━━━━━ PROVIDED RECORDS ━━━━━

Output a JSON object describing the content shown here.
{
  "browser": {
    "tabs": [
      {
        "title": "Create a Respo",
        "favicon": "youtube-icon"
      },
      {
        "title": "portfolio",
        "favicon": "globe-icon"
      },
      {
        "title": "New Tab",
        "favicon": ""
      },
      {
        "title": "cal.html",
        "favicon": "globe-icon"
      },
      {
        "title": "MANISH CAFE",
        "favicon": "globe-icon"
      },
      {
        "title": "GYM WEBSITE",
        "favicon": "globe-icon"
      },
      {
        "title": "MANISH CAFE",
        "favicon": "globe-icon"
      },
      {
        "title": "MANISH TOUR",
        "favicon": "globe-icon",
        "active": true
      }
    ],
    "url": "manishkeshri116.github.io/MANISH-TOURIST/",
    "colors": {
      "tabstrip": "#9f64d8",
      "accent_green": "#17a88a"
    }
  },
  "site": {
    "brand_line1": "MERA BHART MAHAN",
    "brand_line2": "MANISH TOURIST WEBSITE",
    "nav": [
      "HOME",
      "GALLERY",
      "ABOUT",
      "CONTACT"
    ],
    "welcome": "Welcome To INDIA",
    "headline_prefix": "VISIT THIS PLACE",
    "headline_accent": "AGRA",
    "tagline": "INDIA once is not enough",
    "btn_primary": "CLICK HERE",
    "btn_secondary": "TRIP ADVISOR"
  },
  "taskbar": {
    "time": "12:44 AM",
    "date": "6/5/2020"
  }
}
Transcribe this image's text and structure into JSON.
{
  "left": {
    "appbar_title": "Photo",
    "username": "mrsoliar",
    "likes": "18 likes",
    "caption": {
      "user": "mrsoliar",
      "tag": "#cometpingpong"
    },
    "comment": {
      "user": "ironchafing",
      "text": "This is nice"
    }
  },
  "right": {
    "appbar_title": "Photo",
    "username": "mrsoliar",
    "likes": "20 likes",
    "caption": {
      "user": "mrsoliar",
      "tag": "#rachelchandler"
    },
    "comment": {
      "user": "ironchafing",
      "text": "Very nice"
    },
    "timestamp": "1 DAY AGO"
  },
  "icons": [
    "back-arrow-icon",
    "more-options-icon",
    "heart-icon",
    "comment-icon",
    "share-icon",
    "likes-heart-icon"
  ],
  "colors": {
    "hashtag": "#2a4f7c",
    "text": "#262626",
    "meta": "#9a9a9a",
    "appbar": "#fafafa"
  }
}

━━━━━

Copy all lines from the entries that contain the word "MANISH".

> _RESULT BELOW_
        "title": "MANISH CAFE",
        "title": "MANISH CAFE",
        "title": "MANISH TOUR",
    "url": "manishkeshri116.github.io/MANISH-TOURIST/",
    "brand_line2": "MANISH TOURIST WEBSITE",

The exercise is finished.